Jun. 12, 2017
The U.S. Environmental Protection Agency announced a settlement with Rockwood Chemical Company over an improperly stored and labeled agricultural pesticide at its facility in Brawley, Calif. The company, a pesticide re-packager and distributor, will pay a $50,929 civil penalty and has corrected all identified compliance issues.
The California Department of Pesticide Regulation inspected the Brawley facility, in Imperial County, in 2016. Based on those inspections, EPA asserted multiple violations under the Federal Insecticide, Fungicide, and Rodenticide Act (FIFRA), which regulates the storage, labeling, distribution, sale, and use of pesticides in the U.S.
"All types of violations-from improper containment areas to poor recordkeeping-can lead to spills or leaks of pesticides," said Alexis Strauss, EPA's Acting Regional Administrator for the Pacific Southwest. "Facilities that produce or refill pesticides must follow federal requirements to protect their workers, the public, and the environment."

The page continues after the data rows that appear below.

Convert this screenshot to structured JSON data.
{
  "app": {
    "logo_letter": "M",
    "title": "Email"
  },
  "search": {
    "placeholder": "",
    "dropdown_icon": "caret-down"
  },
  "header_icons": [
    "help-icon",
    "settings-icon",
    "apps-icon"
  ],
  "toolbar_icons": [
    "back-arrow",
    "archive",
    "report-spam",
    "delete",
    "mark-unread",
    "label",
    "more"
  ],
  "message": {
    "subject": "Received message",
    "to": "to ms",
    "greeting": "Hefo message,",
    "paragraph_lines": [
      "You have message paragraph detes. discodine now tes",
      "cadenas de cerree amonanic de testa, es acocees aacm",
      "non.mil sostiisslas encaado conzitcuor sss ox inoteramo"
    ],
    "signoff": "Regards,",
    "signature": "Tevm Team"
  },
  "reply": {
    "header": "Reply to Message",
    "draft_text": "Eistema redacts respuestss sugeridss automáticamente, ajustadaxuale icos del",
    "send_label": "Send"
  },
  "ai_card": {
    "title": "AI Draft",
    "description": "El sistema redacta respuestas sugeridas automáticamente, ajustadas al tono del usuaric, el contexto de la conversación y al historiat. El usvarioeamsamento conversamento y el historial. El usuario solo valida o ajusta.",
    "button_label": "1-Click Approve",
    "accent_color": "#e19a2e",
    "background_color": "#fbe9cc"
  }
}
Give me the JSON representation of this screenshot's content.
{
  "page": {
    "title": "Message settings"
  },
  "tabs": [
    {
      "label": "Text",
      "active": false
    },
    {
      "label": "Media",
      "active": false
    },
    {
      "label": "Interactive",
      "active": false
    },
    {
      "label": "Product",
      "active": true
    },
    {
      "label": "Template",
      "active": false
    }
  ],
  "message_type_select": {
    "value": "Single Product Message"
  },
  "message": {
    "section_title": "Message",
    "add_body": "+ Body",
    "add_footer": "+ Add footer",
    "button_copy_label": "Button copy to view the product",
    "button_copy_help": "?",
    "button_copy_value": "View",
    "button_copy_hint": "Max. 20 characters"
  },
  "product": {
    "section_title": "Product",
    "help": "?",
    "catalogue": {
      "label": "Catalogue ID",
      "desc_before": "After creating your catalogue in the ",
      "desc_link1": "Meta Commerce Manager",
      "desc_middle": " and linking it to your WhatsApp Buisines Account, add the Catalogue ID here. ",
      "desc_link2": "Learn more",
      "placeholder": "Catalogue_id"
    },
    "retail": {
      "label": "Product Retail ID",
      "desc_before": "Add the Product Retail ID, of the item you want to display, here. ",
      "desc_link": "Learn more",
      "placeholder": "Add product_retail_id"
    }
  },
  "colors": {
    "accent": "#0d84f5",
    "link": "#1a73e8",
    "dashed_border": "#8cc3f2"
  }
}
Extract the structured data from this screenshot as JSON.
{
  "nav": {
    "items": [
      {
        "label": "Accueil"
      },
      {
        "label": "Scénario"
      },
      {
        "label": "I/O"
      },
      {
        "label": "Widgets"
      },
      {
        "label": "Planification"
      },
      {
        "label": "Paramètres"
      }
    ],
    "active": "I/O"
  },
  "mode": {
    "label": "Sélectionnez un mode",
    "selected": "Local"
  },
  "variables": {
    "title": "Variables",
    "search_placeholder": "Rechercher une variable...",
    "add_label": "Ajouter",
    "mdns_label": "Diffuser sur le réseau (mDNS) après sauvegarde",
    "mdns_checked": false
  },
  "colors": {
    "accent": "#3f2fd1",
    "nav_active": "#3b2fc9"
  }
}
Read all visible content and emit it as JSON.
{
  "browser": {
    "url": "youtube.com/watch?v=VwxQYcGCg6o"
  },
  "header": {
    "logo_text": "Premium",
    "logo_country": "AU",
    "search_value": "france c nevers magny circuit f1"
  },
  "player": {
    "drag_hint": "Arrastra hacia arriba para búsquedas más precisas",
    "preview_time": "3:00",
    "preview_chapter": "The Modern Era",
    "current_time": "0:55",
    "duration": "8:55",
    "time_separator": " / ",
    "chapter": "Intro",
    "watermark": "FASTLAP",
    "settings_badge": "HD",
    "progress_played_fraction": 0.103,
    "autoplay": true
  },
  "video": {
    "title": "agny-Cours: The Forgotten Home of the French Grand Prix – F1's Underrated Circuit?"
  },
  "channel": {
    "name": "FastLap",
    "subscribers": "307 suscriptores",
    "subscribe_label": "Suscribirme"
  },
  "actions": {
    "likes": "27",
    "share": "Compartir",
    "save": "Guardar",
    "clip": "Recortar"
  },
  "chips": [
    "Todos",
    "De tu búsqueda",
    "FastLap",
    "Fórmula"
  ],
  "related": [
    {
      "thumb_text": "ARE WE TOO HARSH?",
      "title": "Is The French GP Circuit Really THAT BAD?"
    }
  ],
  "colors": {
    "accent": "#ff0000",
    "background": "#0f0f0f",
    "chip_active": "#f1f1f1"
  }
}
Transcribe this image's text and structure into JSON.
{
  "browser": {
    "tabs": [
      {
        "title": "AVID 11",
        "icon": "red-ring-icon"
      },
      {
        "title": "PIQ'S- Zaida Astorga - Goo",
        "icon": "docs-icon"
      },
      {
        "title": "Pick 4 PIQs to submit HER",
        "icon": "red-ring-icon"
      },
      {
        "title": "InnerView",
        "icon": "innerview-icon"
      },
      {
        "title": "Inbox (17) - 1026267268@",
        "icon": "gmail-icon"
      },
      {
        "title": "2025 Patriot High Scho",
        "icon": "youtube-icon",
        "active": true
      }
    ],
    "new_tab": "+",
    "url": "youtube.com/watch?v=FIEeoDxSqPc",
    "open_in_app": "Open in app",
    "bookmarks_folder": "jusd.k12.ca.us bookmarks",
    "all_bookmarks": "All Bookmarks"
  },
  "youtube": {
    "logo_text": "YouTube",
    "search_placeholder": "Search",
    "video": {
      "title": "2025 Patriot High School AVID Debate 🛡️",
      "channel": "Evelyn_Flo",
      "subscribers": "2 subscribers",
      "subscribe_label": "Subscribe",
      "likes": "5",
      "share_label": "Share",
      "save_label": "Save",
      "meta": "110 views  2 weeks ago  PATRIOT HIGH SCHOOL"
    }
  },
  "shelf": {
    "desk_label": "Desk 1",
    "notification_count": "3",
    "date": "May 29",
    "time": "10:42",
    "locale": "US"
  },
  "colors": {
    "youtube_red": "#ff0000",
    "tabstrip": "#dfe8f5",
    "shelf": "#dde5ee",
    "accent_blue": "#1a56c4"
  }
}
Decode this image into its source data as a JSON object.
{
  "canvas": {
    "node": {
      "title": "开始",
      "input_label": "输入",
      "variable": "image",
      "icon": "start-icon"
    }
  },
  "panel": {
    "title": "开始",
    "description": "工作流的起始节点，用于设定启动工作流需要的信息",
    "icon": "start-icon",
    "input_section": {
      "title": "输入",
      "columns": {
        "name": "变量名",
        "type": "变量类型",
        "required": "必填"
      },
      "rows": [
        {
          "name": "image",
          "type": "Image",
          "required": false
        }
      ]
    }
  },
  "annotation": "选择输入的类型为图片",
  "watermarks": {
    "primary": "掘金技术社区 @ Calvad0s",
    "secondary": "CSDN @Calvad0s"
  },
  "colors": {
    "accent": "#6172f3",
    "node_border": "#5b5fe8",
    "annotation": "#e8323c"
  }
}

Rockwood repackages and distributes Eptam 7E, an herbicide which is injected into soil or applied through irrigation systems. In humans, it is a nerve signal disruptor and harmful if swallowed, inhaled or absorbed through the skin.
The inspection found that Rockwood did not have a proper containment pad in the area where trucks park to refill its bulk pesticide storage tank. Containment pads are required at such facilities to intercept leaks and spills. The inspection also found that the Brawley facility failed to:
• anchor its pesticide storage tank;
• seal cracks in its refilling containment area;
• keep proper inspection and maintenance records; and
• keep records of the repackaging of the pesticide into refillable containers.
Additionally, the facility's bulk pesticide storage container did not include required label information, including the EPA establishment number, which identifies where the pesticide was last produced.
The Federal Insecticide, Fungicide, and Rodenticide Act helps safeguard the public by ensuring that pesticides are used, stored and disposed of safely. Pesticide registration and labeling requirements protect public health and the environment by minimizing risks associated with the production, handling and application of pesticides. Pesticide registrants and re-packagers must comply with the regulations, while consumers are required to follow the label instructions for proper use and disposal.